(DGR has been on a reviewing tear lately. In today’s installment, he breaks down the latest album by Barren Earth, which was released earlier this year on the Peaceville label)
My story with Barren Earth is pretty goddamn simple, but I feel that it needs to be told…if for no other reason than to explain why I suddenly seem so excited about a relatively ‘new’ band.
Barren Earth had been under way and gathering some steam, but it wasn’t until Scott (EvilLive, proprietor of Hookinmouth.net, currently writing for ThatDevilMusic) reviewed the group’s Curse Of The Red River release on TheNumberOfTheBlog and gave it the almost-never-used perfect score that I gave it a listen.
It impressed the hell out of me. I wasn’t aware they were a superstar side-project group of various doom and goth artists who had decided to do something a little closer to progressive death metal, with the occasional folk aspect and something a little bit retro-sounding, so the band came as a pleasant surprise. They are one of the few groups who can break out the 70’s-styled synths and keyboard sounds without sounding overtly cheesy. They also delved into some heavy, heavy stuff, too.
Less of a surprise when I heard the album and figured out that it was Mikko Kotamäki on the main vocals. The guy is almost instantly recognizable, and his participation in Barren Earth may have been part of why it took me so goddamn long to get around to this review. He is also the vocalist for Swallow The Sun, and their 2012 release (reviewed here), like this one, is incredibly long; it felt like I was overdosing a little. No fault of the album though. The tandem of new releases just affects the specific niche of people like myself who may have made the idiotic mistake of listening to both bands’ albums while attempting to stammer out some sort of review for both of them in close proximity. Some gentlemen from Amorphis and Moonsorrow have also been in Barren Earth for some time, handling backing vocals along with guitars and such.

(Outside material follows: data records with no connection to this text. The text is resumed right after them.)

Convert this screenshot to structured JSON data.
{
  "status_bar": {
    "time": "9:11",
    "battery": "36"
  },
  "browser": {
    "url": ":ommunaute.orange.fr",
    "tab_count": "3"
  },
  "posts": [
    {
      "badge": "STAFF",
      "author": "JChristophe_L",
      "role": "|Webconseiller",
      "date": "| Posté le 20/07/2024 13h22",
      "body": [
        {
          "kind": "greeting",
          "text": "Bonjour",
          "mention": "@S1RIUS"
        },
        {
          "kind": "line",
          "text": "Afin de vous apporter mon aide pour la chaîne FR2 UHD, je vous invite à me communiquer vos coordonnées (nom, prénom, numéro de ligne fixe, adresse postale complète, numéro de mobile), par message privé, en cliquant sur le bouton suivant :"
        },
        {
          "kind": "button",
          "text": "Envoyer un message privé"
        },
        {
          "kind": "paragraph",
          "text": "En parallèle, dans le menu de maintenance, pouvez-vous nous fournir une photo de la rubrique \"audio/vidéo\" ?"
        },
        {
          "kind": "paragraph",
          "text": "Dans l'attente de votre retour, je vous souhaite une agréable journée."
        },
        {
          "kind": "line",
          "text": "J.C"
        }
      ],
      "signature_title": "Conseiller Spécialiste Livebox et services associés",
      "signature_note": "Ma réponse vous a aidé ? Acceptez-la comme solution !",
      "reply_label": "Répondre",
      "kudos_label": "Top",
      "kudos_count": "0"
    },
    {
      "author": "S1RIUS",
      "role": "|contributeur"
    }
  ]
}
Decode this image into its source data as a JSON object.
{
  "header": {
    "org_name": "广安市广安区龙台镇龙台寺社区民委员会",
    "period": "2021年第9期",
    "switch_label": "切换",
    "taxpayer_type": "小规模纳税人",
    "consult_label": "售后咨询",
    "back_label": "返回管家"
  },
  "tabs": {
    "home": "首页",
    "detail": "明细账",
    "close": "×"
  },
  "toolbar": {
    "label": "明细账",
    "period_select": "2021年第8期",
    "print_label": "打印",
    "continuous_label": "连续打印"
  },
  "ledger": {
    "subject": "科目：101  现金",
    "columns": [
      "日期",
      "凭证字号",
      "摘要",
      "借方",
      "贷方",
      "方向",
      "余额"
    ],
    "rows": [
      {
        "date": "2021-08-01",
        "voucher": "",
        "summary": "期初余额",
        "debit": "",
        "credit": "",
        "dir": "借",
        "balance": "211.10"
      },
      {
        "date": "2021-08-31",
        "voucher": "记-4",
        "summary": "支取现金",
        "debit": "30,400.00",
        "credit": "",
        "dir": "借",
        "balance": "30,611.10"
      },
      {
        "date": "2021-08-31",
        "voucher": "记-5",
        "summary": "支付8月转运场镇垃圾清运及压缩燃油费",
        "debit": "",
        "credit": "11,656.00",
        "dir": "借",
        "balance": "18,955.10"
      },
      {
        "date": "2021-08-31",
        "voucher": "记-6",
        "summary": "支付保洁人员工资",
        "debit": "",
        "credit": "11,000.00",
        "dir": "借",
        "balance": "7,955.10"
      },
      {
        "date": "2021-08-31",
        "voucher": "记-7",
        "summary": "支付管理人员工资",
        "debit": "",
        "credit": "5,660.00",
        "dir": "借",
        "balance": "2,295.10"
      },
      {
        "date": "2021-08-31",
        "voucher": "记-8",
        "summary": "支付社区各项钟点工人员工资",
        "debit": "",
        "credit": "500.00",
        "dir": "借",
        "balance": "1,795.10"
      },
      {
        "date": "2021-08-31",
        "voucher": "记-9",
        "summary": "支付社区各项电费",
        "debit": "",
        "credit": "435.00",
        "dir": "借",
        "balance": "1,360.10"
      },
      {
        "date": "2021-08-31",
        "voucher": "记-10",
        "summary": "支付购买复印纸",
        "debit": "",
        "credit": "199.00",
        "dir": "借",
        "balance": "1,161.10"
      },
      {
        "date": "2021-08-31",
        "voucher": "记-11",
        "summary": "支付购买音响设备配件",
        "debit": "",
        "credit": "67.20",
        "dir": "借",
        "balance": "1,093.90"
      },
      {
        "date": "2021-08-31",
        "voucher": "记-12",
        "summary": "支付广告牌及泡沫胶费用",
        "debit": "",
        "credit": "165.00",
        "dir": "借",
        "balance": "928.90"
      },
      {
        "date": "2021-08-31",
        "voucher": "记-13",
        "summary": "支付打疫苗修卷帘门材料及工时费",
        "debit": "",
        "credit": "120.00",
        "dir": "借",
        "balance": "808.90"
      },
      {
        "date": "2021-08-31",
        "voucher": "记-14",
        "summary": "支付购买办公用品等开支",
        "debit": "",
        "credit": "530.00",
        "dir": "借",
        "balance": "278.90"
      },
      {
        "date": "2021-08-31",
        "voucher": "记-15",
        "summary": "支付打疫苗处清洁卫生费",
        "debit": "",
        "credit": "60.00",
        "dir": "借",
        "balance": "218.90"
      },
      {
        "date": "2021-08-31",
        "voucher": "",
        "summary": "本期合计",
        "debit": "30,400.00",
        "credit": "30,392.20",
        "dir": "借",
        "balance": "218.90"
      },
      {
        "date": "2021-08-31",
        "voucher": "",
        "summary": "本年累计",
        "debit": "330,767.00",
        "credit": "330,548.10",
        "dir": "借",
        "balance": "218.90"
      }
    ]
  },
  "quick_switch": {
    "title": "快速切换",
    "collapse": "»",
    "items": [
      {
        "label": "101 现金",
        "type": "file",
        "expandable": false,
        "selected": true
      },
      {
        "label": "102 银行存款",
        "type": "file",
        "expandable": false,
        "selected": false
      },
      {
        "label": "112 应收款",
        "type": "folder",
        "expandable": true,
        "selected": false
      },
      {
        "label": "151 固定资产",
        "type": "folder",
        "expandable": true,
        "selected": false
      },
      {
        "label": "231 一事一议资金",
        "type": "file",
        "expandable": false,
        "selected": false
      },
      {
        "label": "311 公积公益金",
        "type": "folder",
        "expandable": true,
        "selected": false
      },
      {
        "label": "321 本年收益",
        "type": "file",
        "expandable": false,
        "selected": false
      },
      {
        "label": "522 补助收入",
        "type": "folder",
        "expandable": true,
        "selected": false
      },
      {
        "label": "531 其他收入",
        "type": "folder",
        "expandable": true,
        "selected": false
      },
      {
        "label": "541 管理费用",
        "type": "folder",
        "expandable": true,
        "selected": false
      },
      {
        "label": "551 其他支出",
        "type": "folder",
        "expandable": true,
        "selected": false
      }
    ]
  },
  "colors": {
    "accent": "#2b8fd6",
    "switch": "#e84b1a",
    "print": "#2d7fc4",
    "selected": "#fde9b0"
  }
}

Curse Of The Red River hit in 2010, so the release of The Devil’s Resolve just two years later, even with some production delays, and being of equal quality, has been fantastic. Also, just a heads up: This review is for the edition of The Devil’s Resolve that came with two extra songs. With some bands, you can usually skip out on the bonus tracks, and with some you shouldn’t. If you really like Barren Earth, you’re potentially giving up ten-plus minutes between these two songs. So if you have the regular edition, you should see if you can find those two on Itunes or elsewhere. Continue reading »